A: The Educational Technology Experimentation grants will be awarded directly to those teachers implementing the technological solution. However, the school’s administration must buy in to the teacher’s idea; at a later stage, we will require the administration’s signature on the proposal. In addition, , if hardware or software is necessary for the program, the school must purchase it directly. It is entirely possible that we may award several grants within the same school.
10) Is this funding for only certain kinds of day schools? Is it limited by age of student or affiliation?
A: The school must be an North American Jewish day school. Other than that, we will consider funding regardless of age of student or affiliation.
11) Can supplementary schools apply for this grant?
A: The funding is targeting day school educators, not supplementary educators. An industrious supplementary school teacher may want to team up with a day school teacher on a project, though.
12) Why is the application so short? There are only a few questions.
A: We will be inviting a small selection of teachers to submit full proposal. At this initial stage, we prefer this brief application, being mindful of people’s time and energy.
13) My school has a cash flow problem and does not have the money to purchase hardware in advance - is there a way for the grant to provide the money up front to the school?
A: Our typical operating procedure is to provide some of the grant money up front and some upon completion of the project.

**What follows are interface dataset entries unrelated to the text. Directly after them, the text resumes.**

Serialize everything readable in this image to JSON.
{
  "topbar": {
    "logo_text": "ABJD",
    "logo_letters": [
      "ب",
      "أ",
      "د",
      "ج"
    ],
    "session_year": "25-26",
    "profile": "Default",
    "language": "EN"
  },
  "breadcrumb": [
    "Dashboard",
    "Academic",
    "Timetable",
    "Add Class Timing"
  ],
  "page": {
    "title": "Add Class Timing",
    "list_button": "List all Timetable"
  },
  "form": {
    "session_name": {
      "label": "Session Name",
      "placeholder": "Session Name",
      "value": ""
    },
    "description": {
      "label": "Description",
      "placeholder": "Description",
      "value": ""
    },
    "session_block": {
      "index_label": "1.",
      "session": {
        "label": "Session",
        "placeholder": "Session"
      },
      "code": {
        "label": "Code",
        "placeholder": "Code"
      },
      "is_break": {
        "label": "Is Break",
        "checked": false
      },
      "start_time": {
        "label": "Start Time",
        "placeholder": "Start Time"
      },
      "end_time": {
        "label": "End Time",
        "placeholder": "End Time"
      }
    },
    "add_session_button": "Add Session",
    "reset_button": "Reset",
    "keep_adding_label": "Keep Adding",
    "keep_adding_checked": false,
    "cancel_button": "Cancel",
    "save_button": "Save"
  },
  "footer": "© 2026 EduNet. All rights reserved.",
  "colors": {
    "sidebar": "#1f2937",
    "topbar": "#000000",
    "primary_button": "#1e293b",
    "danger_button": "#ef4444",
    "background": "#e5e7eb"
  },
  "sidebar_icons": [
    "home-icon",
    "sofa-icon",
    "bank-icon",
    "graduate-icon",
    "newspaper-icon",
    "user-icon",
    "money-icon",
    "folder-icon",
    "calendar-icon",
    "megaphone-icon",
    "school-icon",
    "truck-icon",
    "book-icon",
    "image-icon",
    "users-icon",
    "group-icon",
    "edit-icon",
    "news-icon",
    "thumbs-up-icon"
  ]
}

These terms will be individualized with each final grantee.
14) Can previous recipients apply with a new idea?
Announcement: Grants for up to $10,000 are available for creative uses of technology in Jewish education 2008-9
Do you have an idea for a technological solution to a pedagogic challenge?
The AVI CHAI Foundation has dedicated itself to enhancing the quality of Jewish studies in day school education throughout North America. We are looking for creative ways to apply technology toward this goal.
Is funding the only thing standing in your way?
In an effort to learn from the field, AVI CHAI’s Board of Trustees has recently allocated funding to support creative uses of technology for Jewish education. Grants of $2,000 to $10,000 are available for those educators who can identify and develop innovative approaches to using technology in their teaching.
We are interested in hearing about how you might best address a pedagogic problem by using technology.
Please complete a brief application at: http://tinyurl.com/edtech. Applications will be accepted until December 1, 2008. Throughout December, we will review the submissions and will follow-up with selected educators with requests for fuller proposals. We anticipate that final grants will be announced in January 2009.
This marks the second round of educational technology experiments that we plan to fund. To learn more about this program, feel free to peruse the blog from our first round participants at: http://edtechexp.blogspot.com/. We hope you’ll share our enthusiasm about this initiative.
For more information refer to the following FAQ